• **EXERCISE DIRECTIONS**: Lines below that hold the word "down" must be copied in full.

• **GIVEN ENTRIES**:

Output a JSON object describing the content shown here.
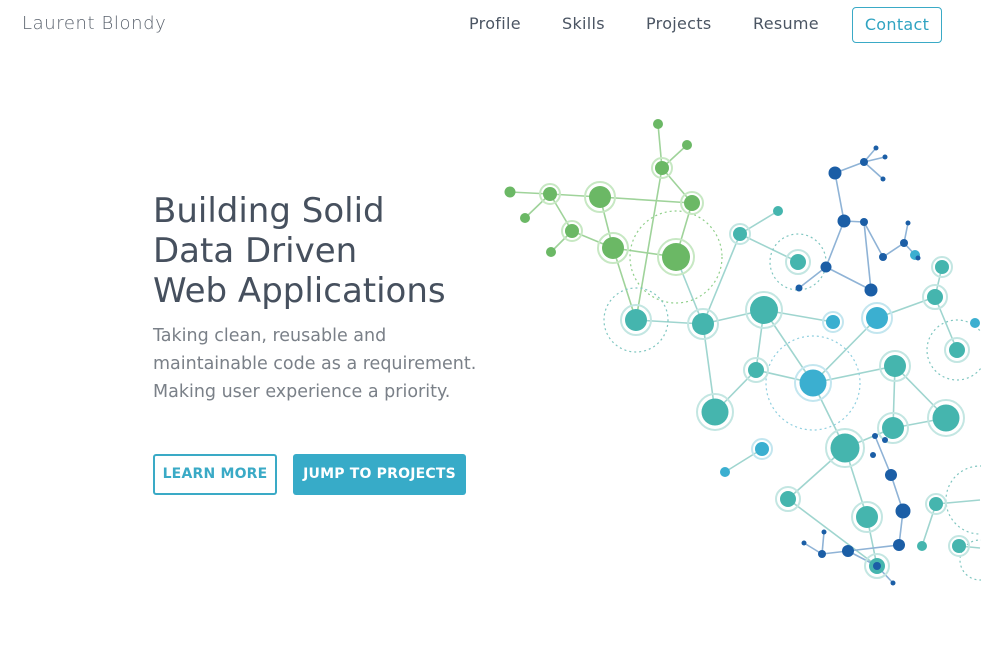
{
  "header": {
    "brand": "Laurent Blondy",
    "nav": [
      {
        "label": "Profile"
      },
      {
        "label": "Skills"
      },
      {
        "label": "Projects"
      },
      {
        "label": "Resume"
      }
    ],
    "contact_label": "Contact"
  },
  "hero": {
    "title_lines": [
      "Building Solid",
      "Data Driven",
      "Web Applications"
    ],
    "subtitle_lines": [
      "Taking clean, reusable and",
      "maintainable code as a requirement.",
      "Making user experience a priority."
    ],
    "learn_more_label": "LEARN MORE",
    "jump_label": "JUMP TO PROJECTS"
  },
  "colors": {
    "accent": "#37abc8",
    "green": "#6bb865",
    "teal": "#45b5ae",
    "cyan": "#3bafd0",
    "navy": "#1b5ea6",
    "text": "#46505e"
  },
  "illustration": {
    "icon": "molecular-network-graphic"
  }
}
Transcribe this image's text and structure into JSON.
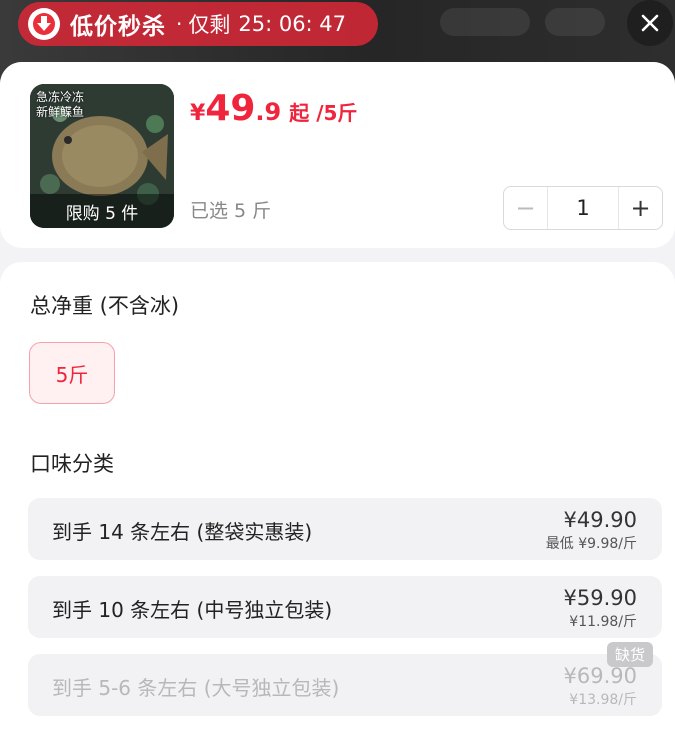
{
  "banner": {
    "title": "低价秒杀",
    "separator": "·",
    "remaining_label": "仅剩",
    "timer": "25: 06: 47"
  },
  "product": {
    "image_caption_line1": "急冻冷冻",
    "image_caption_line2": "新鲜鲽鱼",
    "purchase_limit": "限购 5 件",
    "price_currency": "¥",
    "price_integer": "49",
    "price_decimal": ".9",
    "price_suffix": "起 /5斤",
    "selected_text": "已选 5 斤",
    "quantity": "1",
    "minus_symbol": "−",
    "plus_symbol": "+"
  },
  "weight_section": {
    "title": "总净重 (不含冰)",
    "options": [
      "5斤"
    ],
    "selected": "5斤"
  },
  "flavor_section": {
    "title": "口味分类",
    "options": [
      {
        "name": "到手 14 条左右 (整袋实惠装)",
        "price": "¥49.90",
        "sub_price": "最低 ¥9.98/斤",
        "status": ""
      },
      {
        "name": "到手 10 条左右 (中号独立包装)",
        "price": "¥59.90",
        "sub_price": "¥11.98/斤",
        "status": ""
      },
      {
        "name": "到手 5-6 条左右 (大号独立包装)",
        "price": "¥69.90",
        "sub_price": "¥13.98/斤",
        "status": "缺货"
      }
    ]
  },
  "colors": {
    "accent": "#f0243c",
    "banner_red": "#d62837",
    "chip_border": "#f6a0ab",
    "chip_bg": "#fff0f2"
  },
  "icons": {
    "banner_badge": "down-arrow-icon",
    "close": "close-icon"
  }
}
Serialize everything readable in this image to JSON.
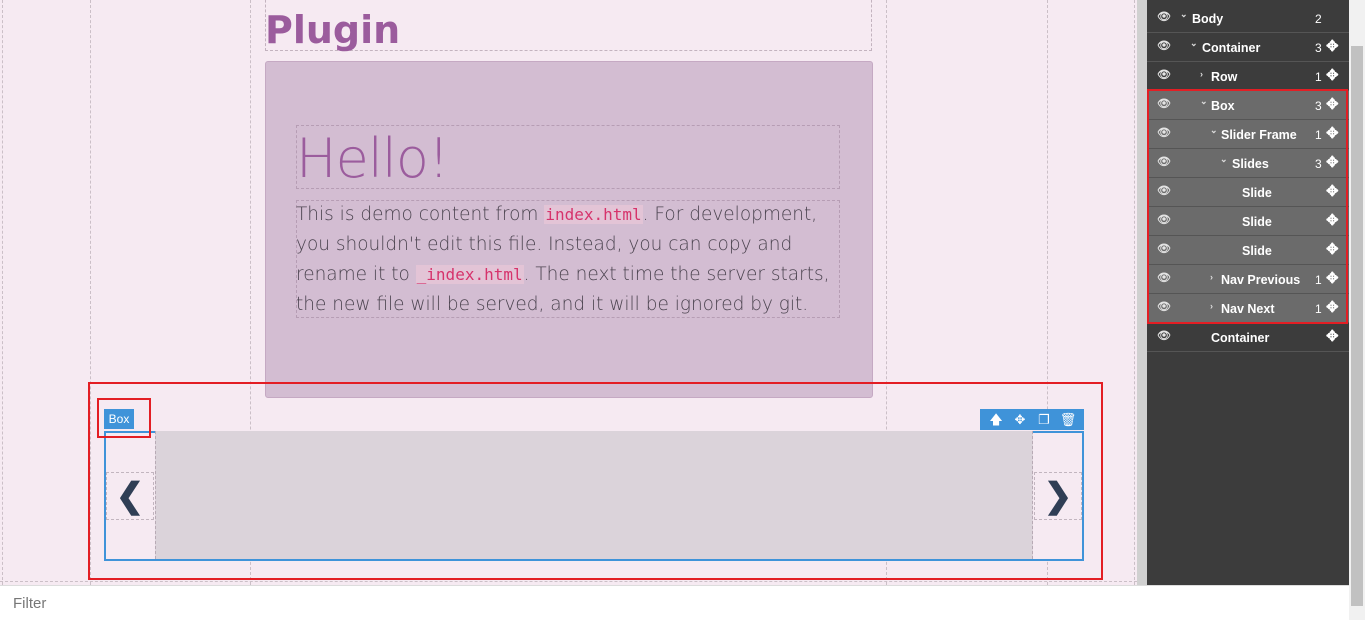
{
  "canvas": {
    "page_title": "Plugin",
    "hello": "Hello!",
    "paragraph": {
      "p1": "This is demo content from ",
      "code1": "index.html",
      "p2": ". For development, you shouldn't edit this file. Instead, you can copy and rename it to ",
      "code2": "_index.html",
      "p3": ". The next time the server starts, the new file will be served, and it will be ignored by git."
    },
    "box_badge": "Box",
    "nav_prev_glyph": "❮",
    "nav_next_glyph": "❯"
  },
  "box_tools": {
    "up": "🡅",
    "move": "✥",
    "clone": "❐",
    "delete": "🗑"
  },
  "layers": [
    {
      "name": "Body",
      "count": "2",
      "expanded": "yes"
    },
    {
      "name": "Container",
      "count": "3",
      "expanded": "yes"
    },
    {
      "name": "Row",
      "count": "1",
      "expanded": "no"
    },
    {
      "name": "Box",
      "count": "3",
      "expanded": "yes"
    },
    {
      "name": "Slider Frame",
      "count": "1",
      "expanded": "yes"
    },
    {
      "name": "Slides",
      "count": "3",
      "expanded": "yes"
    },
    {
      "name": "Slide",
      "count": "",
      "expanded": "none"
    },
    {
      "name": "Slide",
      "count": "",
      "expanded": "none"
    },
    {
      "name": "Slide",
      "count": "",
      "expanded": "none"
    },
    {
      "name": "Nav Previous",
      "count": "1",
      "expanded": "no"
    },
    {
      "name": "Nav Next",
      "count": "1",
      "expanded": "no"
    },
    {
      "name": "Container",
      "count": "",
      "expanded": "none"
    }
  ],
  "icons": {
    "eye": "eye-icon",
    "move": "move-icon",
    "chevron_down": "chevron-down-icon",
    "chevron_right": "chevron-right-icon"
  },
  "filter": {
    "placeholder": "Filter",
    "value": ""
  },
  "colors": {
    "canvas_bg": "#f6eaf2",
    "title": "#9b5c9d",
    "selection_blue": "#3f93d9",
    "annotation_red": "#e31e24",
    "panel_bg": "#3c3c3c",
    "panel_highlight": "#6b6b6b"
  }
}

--

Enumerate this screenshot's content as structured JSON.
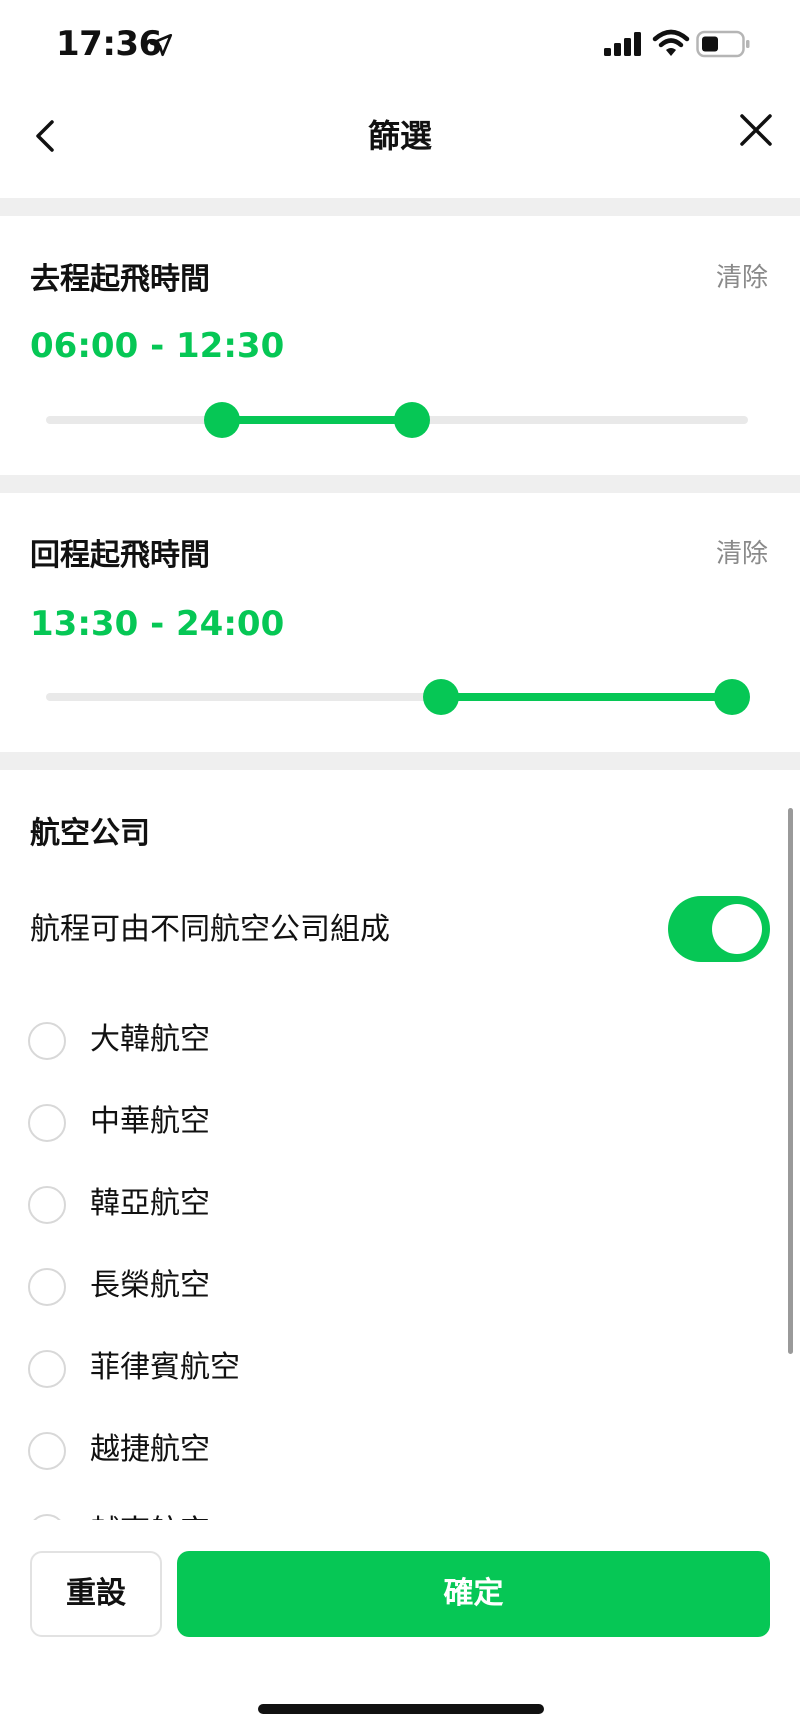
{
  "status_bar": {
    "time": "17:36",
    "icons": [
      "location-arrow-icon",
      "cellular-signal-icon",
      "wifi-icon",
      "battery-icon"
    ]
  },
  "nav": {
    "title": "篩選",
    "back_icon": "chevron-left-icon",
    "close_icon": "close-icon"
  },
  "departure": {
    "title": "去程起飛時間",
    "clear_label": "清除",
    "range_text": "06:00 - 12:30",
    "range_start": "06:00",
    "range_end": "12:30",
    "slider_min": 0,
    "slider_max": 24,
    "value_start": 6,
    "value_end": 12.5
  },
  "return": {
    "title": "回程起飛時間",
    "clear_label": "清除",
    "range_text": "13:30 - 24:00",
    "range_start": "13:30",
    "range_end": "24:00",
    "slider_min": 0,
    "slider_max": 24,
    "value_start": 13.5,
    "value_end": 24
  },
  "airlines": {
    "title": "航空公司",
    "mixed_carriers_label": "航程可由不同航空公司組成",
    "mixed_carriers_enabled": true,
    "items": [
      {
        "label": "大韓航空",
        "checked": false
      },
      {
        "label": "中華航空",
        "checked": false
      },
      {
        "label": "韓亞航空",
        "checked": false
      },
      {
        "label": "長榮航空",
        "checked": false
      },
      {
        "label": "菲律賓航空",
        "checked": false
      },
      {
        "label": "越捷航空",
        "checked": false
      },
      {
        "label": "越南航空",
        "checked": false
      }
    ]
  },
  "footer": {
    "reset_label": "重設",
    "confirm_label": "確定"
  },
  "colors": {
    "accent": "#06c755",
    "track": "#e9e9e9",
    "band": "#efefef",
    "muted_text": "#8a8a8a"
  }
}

• **RESPONSE TO THIS EXERCISE**:
    "banner_badge": "down-arrow-icon",
    "chevron_down": "chevron-down-icon",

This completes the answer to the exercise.